Breeze Airways targets domestic leisure travel market on first flights
Breeze Airways is about to take off. The new low-cost airline will operate its first flights on May 27.
Why is this important: The airline has come to life just in time to take advantage of the historic upheavals caused by the pandemic in the air transport market.
- Used planes are plentiful and cheap, and there is a labor pool to choose from after pilots and other workers lose their jobs at major airlines, the AP reports.
- Flight volumes are starting to rebound, driven by domestic pleasure travel – Breeze’s target market.
An unusual pitch: “We created Breeze as a new airline combining technology and friendliness,” says founder David Neeleman.
- Breeze will even offer KIND bars in flight (also Utz products).
Details: Neeleman is a prolific airline founder, having previously launched JetBlue, the Brazilian Azul, the Canadian WestJet and Morris Air (acquired in the 1990s by Southwest).
- By July, Breeze aims to offer non-stop service from 16 U.S. airports, targeting small towns where major airlines have downsized.
To note: Low-cost airline Avelo Airlines also launched this spring, serving a handful of destinations on the West Coast.
Our thought bubble: Right off the bat, Breeze fills a gap for services that traditional carriers do not currently provide. But it could still eat away at incumbent sales on the margins – especially helping customers avoid those annoying layover flights to midsize cities.
- This as Delta, American Airlines and United Airlines operate under the weight of tens of billions of additional debt they have borrowed to stay afloat during the pandemic.

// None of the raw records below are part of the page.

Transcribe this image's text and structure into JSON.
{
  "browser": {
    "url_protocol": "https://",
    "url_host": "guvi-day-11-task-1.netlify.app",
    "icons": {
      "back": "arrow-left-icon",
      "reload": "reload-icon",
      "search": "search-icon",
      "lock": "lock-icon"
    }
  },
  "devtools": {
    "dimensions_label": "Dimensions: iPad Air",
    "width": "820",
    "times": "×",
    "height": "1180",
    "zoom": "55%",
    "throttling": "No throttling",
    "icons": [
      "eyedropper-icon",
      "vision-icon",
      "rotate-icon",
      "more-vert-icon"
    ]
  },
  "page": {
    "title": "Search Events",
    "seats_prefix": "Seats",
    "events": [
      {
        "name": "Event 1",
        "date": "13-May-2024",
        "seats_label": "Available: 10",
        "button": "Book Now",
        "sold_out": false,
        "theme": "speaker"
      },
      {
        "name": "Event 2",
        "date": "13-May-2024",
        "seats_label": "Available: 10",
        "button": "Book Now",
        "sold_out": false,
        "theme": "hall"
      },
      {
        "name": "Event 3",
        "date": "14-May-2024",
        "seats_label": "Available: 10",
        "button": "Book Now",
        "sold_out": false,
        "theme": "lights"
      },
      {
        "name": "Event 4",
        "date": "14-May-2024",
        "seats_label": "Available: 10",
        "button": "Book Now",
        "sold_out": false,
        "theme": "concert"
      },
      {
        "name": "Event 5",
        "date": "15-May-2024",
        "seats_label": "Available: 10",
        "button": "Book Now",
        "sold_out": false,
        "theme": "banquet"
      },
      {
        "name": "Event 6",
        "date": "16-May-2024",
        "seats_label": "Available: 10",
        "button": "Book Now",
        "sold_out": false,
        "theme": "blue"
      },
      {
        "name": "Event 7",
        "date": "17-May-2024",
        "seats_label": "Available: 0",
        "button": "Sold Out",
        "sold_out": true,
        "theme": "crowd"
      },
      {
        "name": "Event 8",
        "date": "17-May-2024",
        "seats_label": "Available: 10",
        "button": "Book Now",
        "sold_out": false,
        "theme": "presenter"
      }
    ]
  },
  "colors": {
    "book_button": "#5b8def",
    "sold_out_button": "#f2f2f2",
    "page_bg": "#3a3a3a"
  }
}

What to watch: Breeze is just beginning. “There are so many city pairs that need nonstop service across the country, we have 100 more cities under review,” according to Neeleman.